During part of the September 2000 meeting the researchers worked together as a group to discuss specific research questions, while the directors and funders met separately. There were also sessions where all twenty-one participants met together. For the researchers, the variations in maturity, scope, and methodology of the projects were interesting, but in the end what emerged was a growing realization that the questions about the role of the arts in school reform suggest that a new field in educational research was being developed. In turn, this discovery led the participating educational researchers, most of whom had little or no previous experience in the arts in education, to continue the exchange within and between their projects.

Unlike a year or two ago, there is now a group of educational researchers who are working to understand the complex effects that the arts have on the fields of study in which they already have expertise, such as school reform, high-stakes testing, school culture, and the role of professional development. As the different projects complete their evaluations and publish their reports, there will be a ready audience within the educational research community who can critique their findings, communicate them to their fellow researchers, and continue to articulate more developed hypotheses. For example, they might explore why, whether, and how the arts can play a central role in forming and expressing the identity of a school and in sustaining that identity over time by helping to change the very culture of a school, and, “in so doing, affect children's motivation, attention, engagement, and understanding.” Investigating the role of the arts in school reform through the broader and more systemic lens offered by this aggregate research promises to lead to a deeper understanding of the arts in education than is possible through a lens shaped by limited data.

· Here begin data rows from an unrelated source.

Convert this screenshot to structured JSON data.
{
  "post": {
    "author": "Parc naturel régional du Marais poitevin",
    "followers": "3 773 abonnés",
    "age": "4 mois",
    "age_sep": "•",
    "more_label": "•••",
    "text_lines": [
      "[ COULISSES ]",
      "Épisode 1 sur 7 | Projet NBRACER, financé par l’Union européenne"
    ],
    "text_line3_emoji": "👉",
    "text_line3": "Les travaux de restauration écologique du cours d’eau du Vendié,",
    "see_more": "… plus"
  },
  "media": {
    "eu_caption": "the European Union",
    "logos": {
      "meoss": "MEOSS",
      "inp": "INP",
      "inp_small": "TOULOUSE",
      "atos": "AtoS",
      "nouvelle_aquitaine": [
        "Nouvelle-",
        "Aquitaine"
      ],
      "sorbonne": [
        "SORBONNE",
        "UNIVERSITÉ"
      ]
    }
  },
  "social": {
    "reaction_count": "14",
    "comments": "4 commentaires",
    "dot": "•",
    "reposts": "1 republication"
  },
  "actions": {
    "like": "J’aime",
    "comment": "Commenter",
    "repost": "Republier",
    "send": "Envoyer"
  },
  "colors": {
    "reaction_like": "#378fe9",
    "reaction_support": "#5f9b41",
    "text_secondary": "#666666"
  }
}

Vincent Marron is associate director of the Thomas S. Kenan Institute for the Arts at the North Carolina School of the Arts in Winston-Salem, North Carolina. He is the executive director of the North Carolina A+ Schools Program.

1 Key published references include:
• Ellen Winner and Lois Hetland, guest editors, special issue: “The Arts and Academic Achievement: What the Evidence Shows,” The Journal of Aesthetic Education, Volume 34, numbers 3/4, Fall/Winter 2000.
• Ellen Winner and Lois Hetland, “Does Studying the Arts Enhance Academic Achievement?” Education Week, November 1, 2000.
• Richard J. Deasy and Harriet Mayor Fulbright, “The Arts' Impact on Learning,” Education Week, January 24, 2001.